Known as the "master of disaster", director/producer Irwin's successful habit of subjecting ensembles to epic danger (ThePoseidon Adventure, The Towering Inferno) has attracted a long list of formidable players to what will prove his box office bomb. Some (Fred MacMurray) will end their careers with The Swarm, while others, such as Richard Chamberlain, disguised not nearly cleverly enough in a beard, will just be hoping it doesn't derail theirs.
And speaking of derailments, a lot of the actors are lucky enough to be killed off when a rail evacuation from a little Texas town in the middle of its annual flower festival (should've gone with the gay pride parade) goes awry. The poor excuse for a disaster scene (Buster Keaton did a far superior job way back in 1926) is attributed to the bees attacking the drivers but you really do have to question the pair's technical currency considering they're supposedly in control of a high-tech cockpit wearing the striped apparel - complete with neckerchiefs and hog heads - of engineers from the steam era.
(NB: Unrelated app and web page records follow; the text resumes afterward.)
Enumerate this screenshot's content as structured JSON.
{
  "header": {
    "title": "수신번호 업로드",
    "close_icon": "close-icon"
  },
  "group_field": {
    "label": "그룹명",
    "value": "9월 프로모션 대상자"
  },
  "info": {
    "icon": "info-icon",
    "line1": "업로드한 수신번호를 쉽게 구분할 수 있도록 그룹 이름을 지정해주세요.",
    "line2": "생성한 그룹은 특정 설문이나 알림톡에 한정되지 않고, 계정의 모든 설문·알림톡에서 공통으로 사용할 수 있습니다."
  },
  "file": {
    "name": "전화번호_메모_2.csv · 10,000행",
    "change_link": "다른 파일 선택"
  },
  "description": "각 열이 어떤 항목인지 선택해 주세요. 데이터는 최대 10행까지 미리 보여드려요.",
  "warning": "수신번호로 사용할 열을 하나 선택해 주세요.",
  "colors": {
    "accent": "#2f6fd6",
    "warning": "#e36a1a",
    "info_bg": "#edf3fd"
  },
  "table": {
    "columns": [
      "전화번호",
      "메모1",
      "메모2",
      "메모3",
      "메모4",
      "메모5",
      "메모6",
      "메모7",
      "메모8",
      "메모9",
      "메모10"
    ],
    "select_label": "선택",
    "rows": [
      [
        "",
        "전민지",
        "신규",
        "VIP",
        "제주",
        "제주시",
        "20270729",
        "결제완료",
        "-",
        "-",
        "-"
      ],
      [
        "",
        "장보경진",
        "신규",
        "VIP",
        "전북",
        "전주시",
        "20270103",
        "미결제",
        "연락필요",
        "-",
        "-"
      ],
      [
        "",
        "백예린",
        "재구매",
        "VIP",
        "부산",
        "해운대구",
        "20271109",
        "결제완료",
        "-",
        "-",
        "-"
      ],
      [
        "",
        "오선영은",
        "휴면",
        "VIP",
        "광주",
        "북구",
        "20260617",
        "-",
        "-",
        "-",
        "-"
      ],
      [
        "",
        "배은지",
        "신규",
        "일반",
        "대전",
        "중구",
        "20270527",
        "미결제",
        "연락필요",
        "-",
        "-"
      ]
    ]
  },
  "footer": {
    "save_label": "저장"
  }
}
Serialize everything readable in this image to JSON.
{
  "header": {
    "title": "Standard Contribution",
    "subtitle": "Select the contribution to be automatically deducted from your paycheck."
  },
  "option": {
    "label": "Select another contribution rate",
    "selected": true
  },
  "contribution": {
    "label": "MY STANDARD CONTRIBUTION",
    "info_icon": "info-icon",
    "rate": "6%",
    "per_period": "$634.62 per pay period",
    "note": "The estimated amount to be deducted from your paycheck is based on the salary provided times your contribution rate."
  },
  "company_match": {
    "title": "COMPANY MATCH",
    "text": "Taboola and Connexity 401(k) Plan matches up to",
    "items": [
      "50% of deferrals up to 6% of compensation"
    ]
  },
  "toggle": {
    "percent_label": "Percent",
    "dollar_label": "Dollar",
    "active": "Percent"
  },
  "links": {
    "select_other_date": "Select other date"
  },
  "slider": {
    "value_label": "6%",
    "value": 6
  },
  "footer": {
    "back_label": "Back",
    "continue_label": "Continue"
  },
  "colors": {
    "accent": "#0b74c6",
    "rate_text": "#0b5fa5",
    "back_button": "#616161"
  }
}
Then again, maybe they're just fans of Dexys Midnight Runners.
The Swarm's denouement (spoiler aler ... ahh, who cares) represents a far more accurate nod to the decade in which it was filmed, when sound is used to bait the bees to the Gulf of Mexico, an airtight strategy with absolutely no possibility of failure.
"Won't the noise of the helicopter drown out your sound?" Ross, suddenly lucid and potentially risky to the plot, asks Sir Michael.
"No, it's an entirely different sonic level," he snaps, shutting the cardiopepped pedant down immediately.
Anyway, once the black clouds of bees have been lured to the pristine gulf, they're destroyed by a big fire accelerated by a deliberate oil slick.
This pyrrhic victory for mankind is one thing but we seem to have failed in our attempts to synthesise an antidote for the African bees' (worryingly referred to as just "Africans" for the whole movie) poison, meaning we're still vulnerable to more invasions.
Sir Michael admits if an antidote can't be perfected "we might just as well pack it all in and ship out to New Zealand".
Talk about a disaster.